“The “Cut, Cap, and Balance Act” that the House of Representatives will vote on next week stands out as one of the most ideologically extreme pieces of major budget legislation to come before Congress in years, if not decades.” [Center on Budget and Policy Priorities, 07/16/11]
Today, Republicans are wasting time on their “Cut, Cap and End Medicare” bill, bringing it to the House Floor for a symbolic vote, despite the fact that it is expected to fail in the Senate and the President will veto it. While Democrats are calling on Republicans to act quickly to enact a large agreement to reduce the deficit and ensure America pays its bills, Republicans are pressing forward with an extreme proposal that increases our chances of default and is the Republican budget all over again: it ends Medicare and drastically cuts Medicaid, while preserving tax breaks for the wealthy.
Democrats believe we must reduce the deficit and give certainty to businesses and the markets but the “Cut, Cap and End Medicare” bill does not reduce the deficit in a balanced way and moves us closer to default. The bill:
- Requires the same immediate and steep spending cuts included in the Republican budget that would harm economic growth and cost jobs,
- Caps total spending at levels that have historically rarely been achieved,
- And increases the chances of U.S. defaulting on its obligations by requiring a “balanced budget amendment” to pass the House and Senate and be sent to the states for ratification before raising the debt ceiling.
The “Cut, Cap and End Medicare” bill is not a serious plan to address the deficit and ensure America pays its bills and is nothing more than political theatre.

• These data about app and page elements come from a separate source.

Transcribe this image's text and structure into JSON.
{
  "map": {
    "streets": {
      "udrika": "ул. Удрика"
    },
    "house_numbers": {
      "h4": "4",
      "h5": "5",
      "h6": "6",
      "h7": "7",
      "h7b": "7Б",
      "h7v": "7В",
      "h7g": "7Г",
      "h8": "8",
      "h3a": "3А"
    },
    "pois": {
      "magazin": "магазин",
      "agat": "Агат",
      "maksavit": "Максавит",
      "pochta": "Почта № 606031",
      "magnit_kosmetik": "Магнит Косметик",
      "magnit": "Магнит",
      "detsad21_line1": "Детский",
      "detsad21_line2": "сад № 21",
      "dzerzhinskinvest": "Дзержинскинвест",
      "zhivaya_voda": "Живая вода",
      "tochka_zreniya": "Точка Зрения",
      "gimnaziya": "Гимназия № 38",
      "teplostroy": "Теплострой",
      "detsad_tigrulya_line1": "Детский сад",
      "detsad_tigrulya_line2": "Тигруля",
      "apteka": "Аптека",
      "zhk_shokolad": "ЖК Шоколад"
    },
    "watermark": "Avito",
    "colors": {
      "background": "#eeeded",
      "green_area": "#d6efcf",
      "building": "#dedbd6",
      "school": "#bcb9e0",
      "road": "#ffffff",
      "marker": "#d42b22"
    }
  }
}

By bringing this symbolic vote to the Floor today, Republicans are wasting time we don’t have.
Already, all three major credit rating agencies have warned of a credit rating downgrade if we fail to pay our nation’s bills by August 2nd:

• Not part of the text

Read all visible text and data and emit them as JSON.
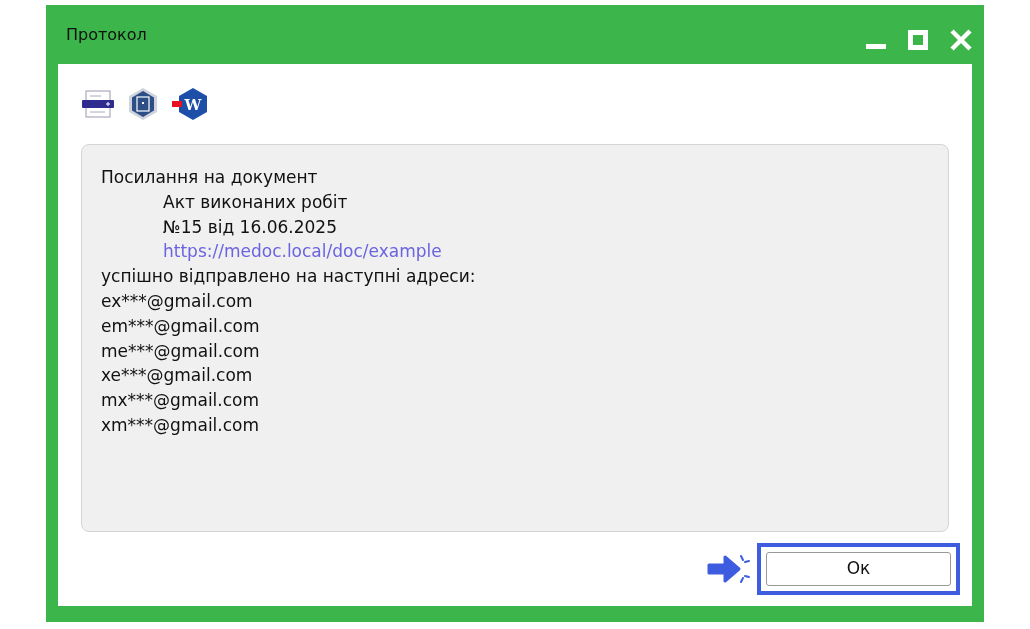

“Another major bond rating firm on Monday reiterated its threat to downgrade the U.S. government to a B-plus rating if the debt ceiling isn’t raised by August 2 and the government defaults on its debts. The warning from Fitch Ratings comes after Moody’s and S&P warned last week that they would lower the U.S. rating from the top mark of AAA if the country is unable to repay its debts next month.” [Politico, 07/18/11]

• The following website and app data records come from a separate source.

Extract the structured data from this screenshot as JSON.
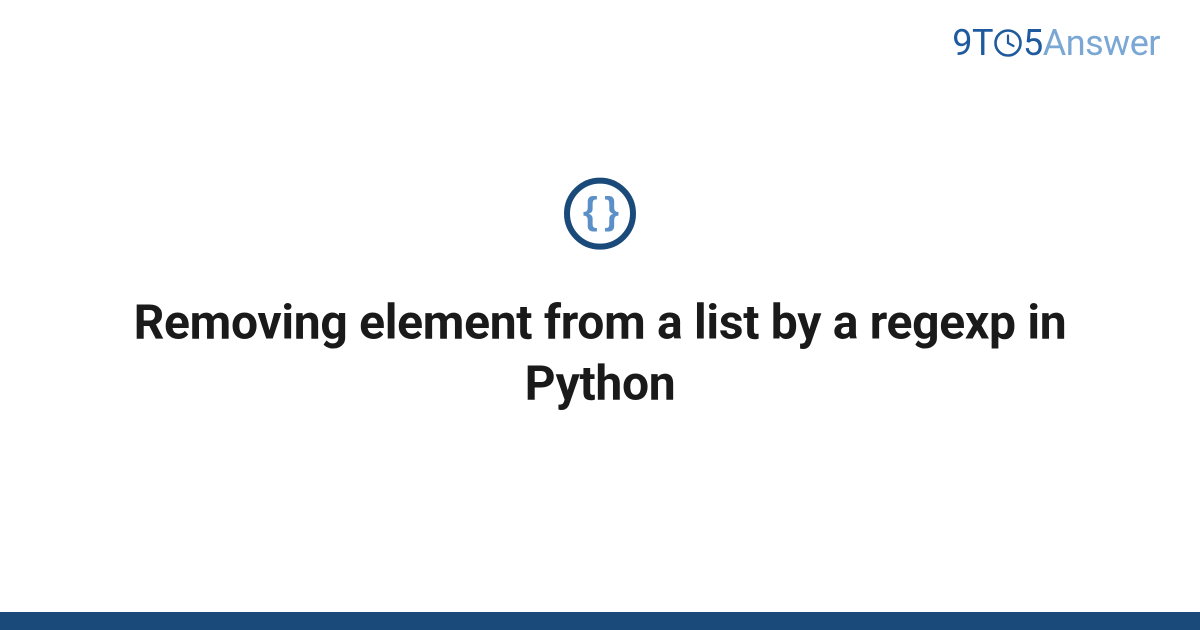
{
  "logo": {
    "part_9t": "9T",
    "part_5": "5",
    "part_answer": "Answer"
  },
  "icon": {
    "glyph": "{ }",
    "name": "code-braces-icon"
  },
  "title": "Removing element from a list by a regexp in Python",
  "colors": {
    "brand_dark": "#1a4a7a",
    "brand_mid": "#1f5a9e",
    "brand_light": "#7ba7d4",
    "brace_blue": "#5a8fc7"
  }
}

And financial experts continue to warn of the dire consequences of default:
“Without a debt limit increase by the Treasury’s Aug. 2 deadline, budget experts say the country’s budget woes could actually get worse by raising borrowing costs. ‘Paradoxically, not raising the debt limit could make the deficit worse,’ said Jerome Powell, a former Treasury official in the George H.W. Bush administration and now a visiting scholar at the Bipartisan Policy Center.” [Roll Call, 07/18/11]
“But financial experts say hitting the debt ceiling or coming really close to it would destabilize the markets and the economy. Just how dire the consequences would be is difficult to predict, but many Americans could feel the impact almost immediately.” [Politico, 07/18/11]
With only two weeks until a potential government default, Democrats are calling on Republicans to abandon their ideological agenda and work with us so that we can enact a large, balanced package to ensure we pay our nation’s bills and reduce the deficit. Rather than risking our economic security and walking away from a real opportunity to reduce the deficit, Republicans need to work with Democrats on a balanced agreement so that we can give businesses and the markets certainty and ensure we do not increase the deficit by failing to pay America’s bills.